The departure of Obama leads one to wonder what Democratic Party majority will emerge to nominate candidates going forward. The 2016 primary season just ended has put Sen. Bernie Sanders, the emerged leader of the incoming ‘millenial’ generation of more full-left Democrats, in an awkward position: cede the nomination race to the horrid Hillary Clinton, or stay loyal to the millenials and progressives who were cheated out of defeating her, and who represent the increasingly dominant voice of the party. But why would the ‘Bernites’ feel that the system was rigged against them? Well, aside from the hack “superdelegates” who all declared for Hillary at the beginning of the year, or the myriad election “irregularities” that kept happening throughout the primaries (yet always to the benefit of Hillary), they point to outrages like this:
Notice that this Associated Press announcement about Hillary clinching the nomination, which was reported on June 6, the Monday evening before the California primary, was prepared by the campaign on June 4, two to three days prior—suggesting open collusion between the campaign and AP to optimally time the story to damage voter turnout for Sanders.
And they wonder why Bernie “refuses” to concede? If the GOP had conducted the same lowdown dirty tricks, or the same frontloaded, massive “superdelegates” scheme in place giving the elite chosen frontrunner a 20% head start, Jeb Bush would have been the Republican nominee. Those “day one,” Clinton-declared superdelegates colored primary voter behavior and media coverage throughout the race, giving Hillary an “inevitable” aura and edge she would never have maintained without it against Bernie.
Why should Sanders give up, given the above, and the reality that Hillary has offered him nothing of substance, that he doesn’t already have? His delegate totals already guarantee his name can be placed into nomination at the convention, thus giving him his prime time speech. His delegate strength also already gives him the ability to influence changing some party planks and rules, the main one of concern being ending the scheme where hundreds of superdelegates can announce their bias at the start of the primaries.
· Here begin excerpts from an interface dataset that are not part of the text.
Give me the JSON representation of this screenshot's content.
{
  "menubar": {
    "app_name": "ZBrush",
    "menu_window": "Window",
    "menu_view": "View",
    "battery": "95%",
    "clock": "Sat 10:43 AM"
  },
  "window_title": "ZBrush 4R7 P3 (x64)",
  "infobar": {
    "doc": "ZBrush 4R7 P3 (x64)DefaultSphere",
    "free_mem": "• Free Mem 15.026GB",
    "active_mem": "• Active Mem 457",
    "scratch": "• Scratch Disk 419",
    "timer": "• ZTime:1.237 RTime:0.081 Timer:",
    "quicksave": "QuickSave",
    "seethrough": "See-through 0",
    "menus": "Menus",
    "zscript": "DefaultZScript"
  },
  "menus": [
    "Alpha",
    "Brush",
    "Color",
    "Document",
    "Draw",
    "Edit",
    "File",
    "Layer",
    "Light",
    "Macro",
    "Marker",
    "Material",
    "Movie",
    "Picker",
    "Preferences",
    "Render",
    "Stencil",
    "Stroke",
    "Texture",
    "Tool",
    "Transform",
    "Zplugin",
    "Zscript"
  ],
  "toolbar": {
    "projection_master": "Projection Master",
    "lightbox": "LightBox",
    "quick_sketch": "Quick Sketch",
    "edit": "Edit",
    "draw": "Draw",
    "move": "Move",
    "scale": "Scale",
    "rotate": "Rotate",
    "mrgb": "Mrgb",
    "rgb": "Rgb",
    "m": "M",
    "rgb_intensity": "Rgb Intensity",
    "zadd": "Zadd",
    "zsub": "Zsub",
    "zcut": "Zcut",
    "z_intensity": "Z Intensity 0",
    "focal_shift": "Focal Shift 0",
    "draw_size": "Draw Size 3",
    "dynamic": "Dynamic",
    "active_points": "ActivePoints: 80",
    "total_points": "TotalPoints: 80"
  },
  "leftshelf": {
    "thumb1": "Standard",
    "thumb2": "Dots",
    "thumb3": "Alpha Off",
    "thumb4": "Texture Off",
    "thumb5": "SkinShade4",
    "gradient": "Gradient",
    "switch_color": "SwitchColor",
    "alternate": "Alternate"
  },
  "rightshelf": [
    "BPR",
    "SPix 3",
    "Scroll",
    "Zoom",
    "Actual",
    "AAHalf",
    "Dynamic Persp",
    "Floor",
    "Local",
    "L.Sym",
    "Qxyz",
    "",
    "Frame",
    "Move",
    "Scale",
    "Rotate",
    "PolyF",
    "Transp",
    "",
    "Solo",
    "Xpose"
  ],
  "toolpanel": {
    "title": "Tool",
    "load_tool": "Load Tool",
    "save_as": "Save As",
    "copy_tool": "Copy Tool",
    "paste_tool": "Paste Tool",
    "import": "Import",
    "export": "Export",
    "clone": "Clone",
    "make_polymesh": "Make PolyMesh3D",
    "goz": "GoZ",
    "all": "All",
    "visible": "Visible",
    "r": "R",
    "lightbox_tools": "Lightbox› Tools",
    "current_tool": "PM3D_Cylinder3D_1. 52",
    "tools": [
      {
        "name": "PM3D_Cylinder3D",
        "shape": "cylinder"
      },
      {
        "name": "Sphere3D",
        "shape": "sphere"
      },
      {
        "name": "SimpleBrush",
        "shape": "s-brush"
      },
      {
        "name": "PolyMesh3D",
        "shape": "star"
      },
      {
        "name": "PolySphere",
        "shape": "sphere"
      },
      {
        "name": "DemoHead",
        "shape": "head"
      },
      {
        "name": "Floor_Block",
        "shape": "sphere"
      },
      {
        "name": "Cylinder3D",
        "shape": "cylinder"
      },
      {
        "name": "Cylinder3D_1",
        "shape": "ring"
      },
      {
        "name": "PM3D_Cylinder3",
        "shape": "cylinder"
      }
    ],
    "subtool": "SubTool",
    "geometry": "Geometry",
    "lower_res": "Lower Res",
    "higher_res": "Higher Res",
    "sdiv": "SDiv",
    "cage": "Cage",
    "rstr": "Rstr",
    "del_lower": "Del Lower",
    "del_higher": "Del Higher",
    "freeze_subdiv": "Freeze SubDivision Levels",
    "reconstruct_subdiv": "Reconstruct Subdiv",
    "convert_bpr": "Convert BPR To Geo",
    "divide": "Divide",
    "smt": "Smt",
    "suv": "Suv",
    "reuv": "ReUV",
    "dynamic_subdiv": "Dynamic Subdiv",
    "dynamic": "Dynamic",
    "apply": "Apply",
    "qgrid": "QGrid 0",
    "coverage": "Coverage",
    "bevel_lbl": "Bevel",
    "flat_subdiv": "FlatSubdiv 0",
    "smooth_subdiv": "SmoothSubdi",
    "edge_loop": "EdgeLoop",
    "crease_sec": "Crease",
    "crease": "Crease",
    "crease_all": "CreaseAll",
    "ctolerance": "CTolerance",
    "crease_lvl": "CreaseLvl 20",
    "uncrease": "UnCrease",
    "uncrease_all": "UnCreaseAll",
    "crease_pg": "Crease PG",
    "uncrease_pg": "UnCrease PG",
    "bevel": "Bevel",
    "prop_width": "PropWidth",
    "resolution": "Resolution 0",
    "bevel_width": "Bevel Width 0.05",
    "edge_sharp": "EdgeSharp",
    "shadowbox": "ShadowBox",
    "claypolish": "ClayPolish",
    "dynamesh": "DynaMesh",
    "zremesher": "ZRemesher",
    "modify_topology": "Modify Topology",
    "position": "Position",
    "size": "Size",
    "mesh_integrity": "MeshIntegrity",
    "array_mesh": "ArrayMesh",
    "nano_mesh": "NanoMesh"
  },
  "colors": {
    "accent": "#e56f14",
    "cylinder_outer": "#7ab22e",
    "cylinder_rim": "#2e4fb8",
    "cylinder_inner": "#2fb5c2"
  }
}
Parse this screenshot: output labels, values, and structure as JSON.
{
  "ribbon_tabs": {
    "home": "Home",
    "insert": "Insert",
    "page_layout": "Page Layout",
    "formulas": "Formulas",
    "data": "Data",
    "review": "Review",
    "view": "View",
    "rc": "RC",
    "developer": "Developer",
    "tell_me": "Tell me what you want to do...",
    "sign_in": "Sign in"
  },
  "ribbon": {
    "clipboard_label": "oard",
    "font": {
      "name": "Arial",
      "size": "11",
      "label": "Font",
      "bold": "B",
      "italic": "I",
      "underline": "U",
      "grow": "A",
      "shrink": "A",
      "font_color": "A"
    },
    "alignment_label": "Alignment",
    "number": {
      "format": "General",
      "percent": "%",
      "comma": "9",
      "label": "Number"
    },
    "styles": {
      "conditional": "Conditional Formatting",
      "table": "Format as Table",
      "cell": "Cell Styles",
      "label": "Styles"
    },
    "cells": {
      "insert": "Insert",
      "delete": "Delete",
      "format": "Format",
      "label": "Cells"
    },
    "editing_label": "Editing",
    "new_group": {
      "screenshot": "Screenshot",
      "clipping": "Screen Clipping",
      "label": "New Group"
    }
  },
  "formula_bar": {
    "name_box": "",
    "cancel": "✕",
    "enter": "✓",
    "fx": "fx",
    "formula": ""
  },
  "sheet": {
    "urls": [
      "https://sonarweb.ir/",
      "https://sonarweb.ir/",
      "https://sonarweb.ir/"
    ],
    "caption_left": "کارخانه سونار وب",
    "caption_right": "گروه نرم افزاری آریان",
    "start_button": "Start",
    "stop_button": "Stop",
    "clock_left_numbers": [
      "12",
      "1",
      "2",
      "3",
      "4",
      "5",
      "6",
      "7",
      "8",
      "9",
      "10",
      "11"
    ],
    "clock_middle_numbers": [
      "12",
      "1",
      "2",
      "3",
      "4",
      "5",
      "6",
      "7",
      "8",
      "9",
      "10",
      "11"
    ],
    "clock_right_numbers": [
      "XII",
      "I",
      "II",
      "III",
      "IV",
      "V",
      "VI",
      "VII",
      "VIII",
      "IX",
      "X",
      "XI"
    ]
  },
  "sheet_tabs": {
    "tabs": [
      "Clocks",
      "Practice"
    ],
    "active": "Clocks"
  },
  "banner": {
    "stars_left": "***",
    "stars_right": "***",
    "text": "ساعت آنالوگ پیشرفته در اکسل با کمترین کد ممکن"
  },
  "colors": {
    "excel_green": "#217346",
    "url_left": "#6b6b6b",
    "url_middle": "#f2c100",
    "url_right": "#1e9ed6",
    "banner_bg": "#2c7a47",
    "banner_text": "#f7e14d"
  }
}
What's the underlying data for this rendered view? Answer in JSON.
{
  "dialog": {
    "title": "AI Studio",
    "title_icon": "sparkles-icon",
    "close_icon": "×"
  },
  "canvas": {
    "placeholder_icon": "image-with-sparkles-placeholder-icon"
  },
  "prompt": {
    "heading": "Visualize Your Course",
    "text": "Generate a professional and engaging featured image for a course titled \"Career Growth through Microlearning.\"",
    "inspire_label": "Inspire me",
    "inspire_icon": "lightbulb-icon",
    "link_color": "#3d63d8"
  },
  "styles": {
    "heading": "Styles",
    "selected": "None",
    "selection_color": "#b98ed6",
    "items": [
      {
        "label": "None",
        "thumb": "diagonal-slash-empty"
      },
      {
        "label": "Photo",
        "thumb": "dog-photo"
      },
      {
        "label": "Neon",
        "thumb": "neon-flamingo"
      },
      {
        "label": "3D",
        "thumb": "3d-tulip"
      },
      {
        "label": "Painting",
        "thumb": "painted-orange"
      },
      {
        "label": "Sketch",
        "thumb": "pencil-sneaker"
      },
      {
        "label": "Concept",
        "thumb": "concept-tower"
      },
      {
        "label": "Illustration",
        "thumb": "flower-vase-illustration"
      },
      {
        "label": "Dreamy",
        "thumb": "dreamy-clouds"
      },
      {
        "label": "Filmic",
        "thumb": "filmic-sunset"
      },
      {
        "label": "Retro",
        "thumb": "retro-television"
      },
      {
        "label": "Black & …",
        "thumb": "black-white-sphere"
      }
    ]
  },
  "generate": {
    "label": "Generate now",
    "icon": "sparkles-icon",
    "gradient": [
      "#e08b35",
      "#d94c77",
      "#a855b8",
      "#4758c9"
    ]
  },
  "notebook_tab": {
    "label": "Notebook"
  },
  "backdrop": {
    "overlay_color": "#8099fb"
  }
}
The fundraising and email/mailing list Sanders has developed gives him the ability to go anywhere—run as a socialist, run again in 2020, turn his resources over to, say, Elizabeth Warren or other selected younger progressive, etc. He has the ability to unilaterally tank the Hillary campaign via not vigorously endorsing it, or outright telling millennials to go elsewhere (stay home, vote Green).
Bernie should be demanding the same exact deal Hillary got in 2008—a major cabinet post, substantial autonomy in that position, and the inside track for a clear shot at the nomination in 2020 or 24 for a real progressive of his choosing. He should also demand a change in the party rules going forward so that there are far fewer superdelegates (say 5-10% of delegates), who cannot all declare their choice at the start of the primaries, thereby skewing the media coverage and voting behavior of the rank and file.
To guarantee the party leadership complies, he should hold out from suspending his campaign and get his name placed into nomination at the convention, thus guaranteeing him an independent nomination speech (i.e., not one cleared by Hillary Inc.). He should also not turn over his magic lists until his terms are substantially met—or maybe not even then. If they welsh on his demands, he can call them out on it in his prime time speech. Only by negotiating with backbone this way, will Sanders get anything meaningful out of the Hillary coronation. Either way, over the long term, Bernie’s holding most of the cards right now. This is a tipping point cycle for the Democratic Party, because if Hillary loses, it may be the last time a candidate positioned as a “centrist” can prevail against the increasingly dominant progressive wing of the party for its nomination.